The feature was only launched in South Africa in 2017 — too late for the alleged victims of Mankgane and his accomplices.
An additional security feature available is the in-app emergency button. This feature allows users to connect straight to the police. In South Africa, the passenger will connect to a private security company.
“With the push of a button in the app, riders, drivers and delivery-partners can connect directly to private emergency services and security response when needed through a third-party private security supplier,” Uber told Daily Maverick.
Taxify also has an in-app SOS button, but it can only be activated by a driver.
“This enables drivers to connect quickly and easily to private security response teams, emergency medical services and roadside assistance in the event of any medical or security emergencies that they or their passengers experience,” Taxify said.
Passengers of Taxify don’t have any access to the SOS button connected to Namola — they would have to download the Namola app separately.
Many women believe that providers of public transportation do not take women’s safety into account.
“There have been too many incidents that have been reported of women being assaulted (while using) public transport. I honestly don’t know where we can turn to for safety. Being a woman in South Africa is proving to be somewhat of an extreme sport,” said Sefo.
“I definitely think (those providing) public transportation should find ways to make it safe for us to use, especially in a country like ours where a woman could walk to the shop and come back in a body bag, or not at all,” Ndlovu said.
Deepa Kesa, who uses both Uber and Taxify regularly, had some advice for commuters.

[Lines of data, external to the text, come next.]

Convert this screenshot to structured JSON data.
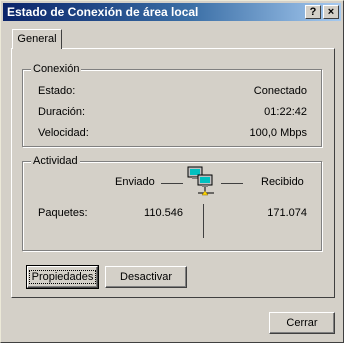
{
  "window": {
    "title": "Estado de Conexión de área local",
    "help_glyph": "?",
    "close_glyph": "×"
  },
  "tabs": [
    {
      "label": "General"
    }
  ],
  "connection": {
    "legend": "Conexión",
    "rows": [
      {
        "label": "Estado:",
        "value": "Conectado"
      },
      {
        "label": "Duración:",
        "value": "01:22:42"
      },
      {
        "label": "Velocidad:",
        "value": "100,0 Mbps"
      }
    ]
  },
  "activity": {
    "legend": "Actividad",
    "sent_label": "Enviado",
    "received_label": "Recibido",
    "packets_label": "Paquetes:",
    "packets_sent": "110.546",
    "packets_received": "171.074"
  },
  "buttons": {
    "properties": "Propiedades",
    "disable": "Desactivar",
    "close": "Cerrar"
  },
  "colors": {
    "title_start": "#0a246a",
    "title_end": "#a6caf0",
    "face": "#d4d0c8"
  },
  "icons": {
    "network_activity": "network-computers-icon"
  }
}
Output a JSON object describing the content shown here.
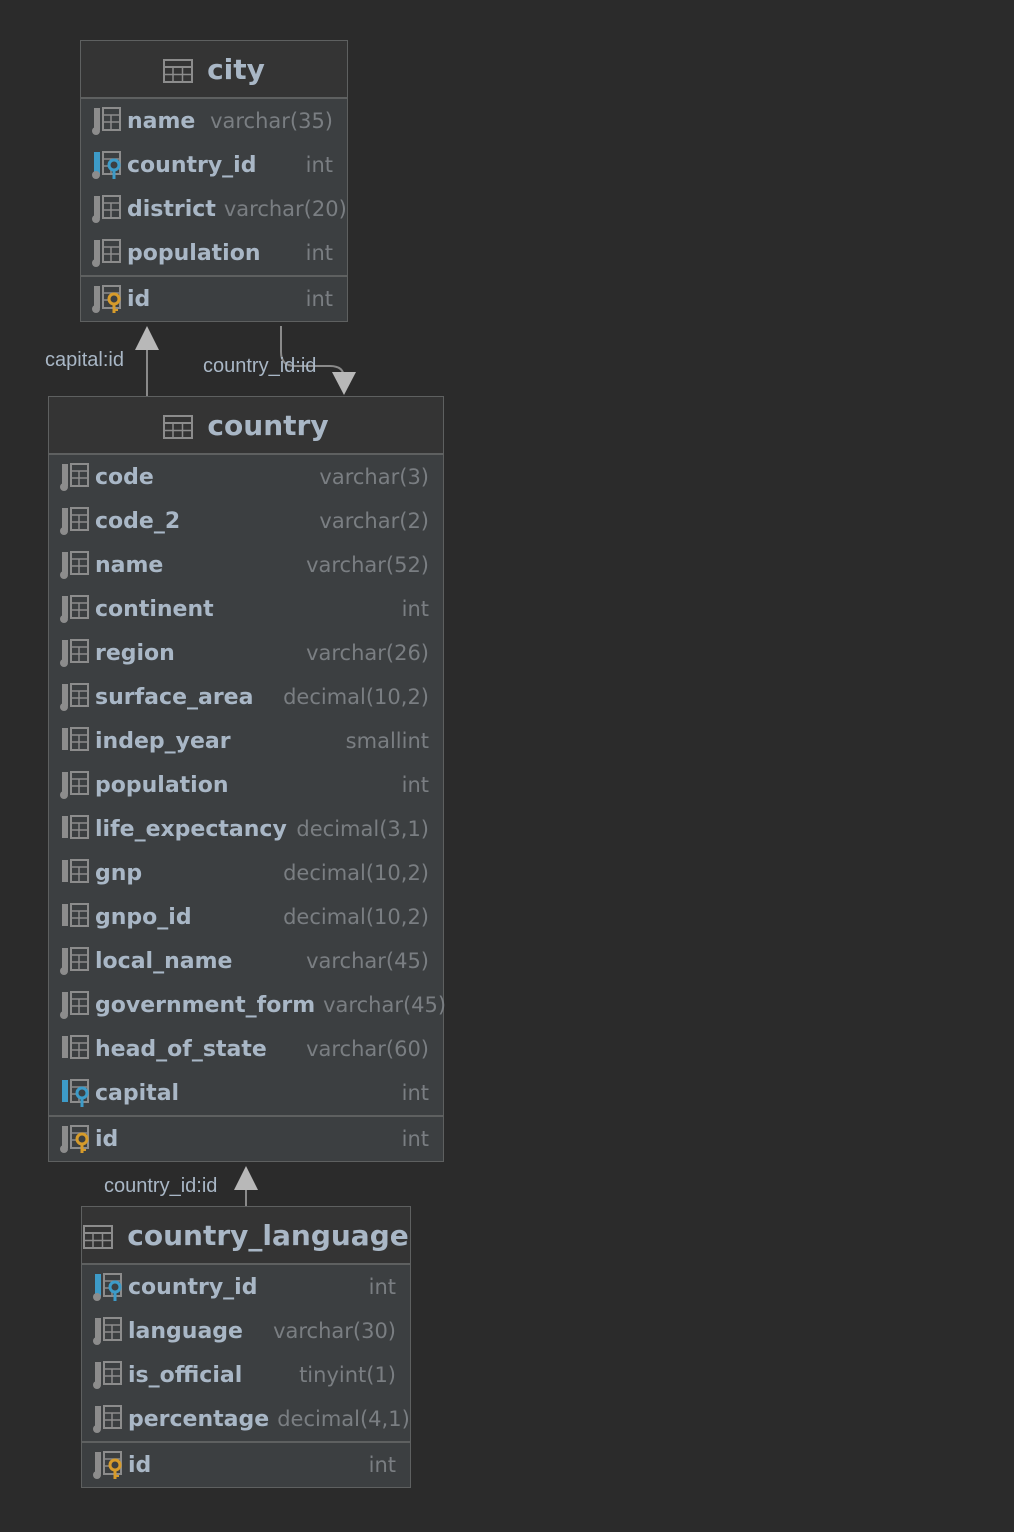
{
  "tables": {
    "city": {
      "name": "city",
      "fields": [
        {
          "name": "name",
          "type": "varchar(35)",
          "kind": "column"
        },
        {
          "name": "country_id",
          "type": "int",
          "kind": "foreign-key"
        },
        {
          "name": "district",
          "type": "varchar(20)",
          "kind": "column"
        },
        {
          "name": "population",
          "type": "int",
          "kind": "column"
        }
      ],
      "pk": {
        "name": "id",
        "type": "int"
      }
    },
    "country": {
      "name": "country",
      "fields": [
        {
          "name": "code",
          "type": "varchar(3)",
          "kind": "column"
        },
        {
          "name": "code_2",
          "type": "varchar(2)",
          "kind": "column"
        },
        {
          "name": "name",
          "type": "varchar(52)",
          "kind": "column"
        },
        {
          "name": "continent",
          "type": "int",
          "kind": "column"
        },
        {
          "name": "region",
          "type": "varchar(26)",
          "kind": "column"
        },
        {
          "name": "surface_area",
          "type": "decimal(10,2)",
          "kind": "column"
        },
        {
          "name": "indep_year",
          "type": "smallint",
          "kind": "column-nullable"
        },
        {
          "name": "population",
          "type": "int",
          "kind": "column"
        },
        {
          "name": "life_expectancy",
          "type": "decimal(3,1)",
          "kind": "column-nullable"
        },
        {
          "name": "gnp",
          "type": "decimal(10,2)",
          "kind": "column-nullable"
        },
        {
          "name": "gnpo_id",
          "type": "decimal(10,2)",
          "kind": "column-nullable"
        },
        {
          "name": "local_name",
          "type": "varchar(45)",
          "kind": "column"
        },
        {
          "name": "government_form",
          "type": "varchar(45)",
          "kind": "column"
        },
        {
          "name": "head_of_state",
          "type": "varchar(60)",
          "kind": "column-nullable"
        },
        {
          "name": "capital",
          "type": "int",
          "kind": "foreign-key-nullable"
        }
      ],
      "pk": {
        "name": "id",
        "type": "int"
      }
    },
    "country_language": {
      "name": "country_language",
      "fields": [
        {
          "name": "country_id",
          "type": "int",
          "kind": "foreign-key"
        },
        {
          "name": "language",
          "type": "varchar(30)",
          "kind": "column"
        },
        {
          "name": "is_official",
          "type": "tinyint(1)",
          "kind": "column"
        },
        {
          "name": "percentage",
          "type": "decimal(4,1)",
          "kind": "column"
        }
      ],
      "pk": {
        "name": "id",
        "type": "int"
      }
    }
  },
  "relations": {
    "capital": "capital:id",
    "city_country": "country_id:id",
    "language_country": "country_id:id"
  },
  "colors": {
    "background": "#2b2b2b",
    "table_body": "#3c3f41",
    "text": "#a9b7c6",
    "type_text": "#7a7e82",
    "pk_key": "#d69b2b",
    "fk_key": "#3d9bc8"
  }
}
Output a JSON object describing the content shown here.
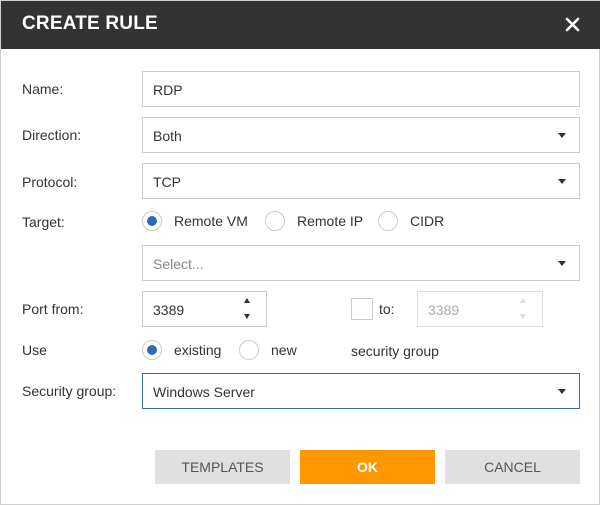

“I always sit in front. And if I am ever travelling at odd hours I prefer to use Uber because at least there is a ‘share location’ setting that you can use if you feel uncomfortable,” she said. DM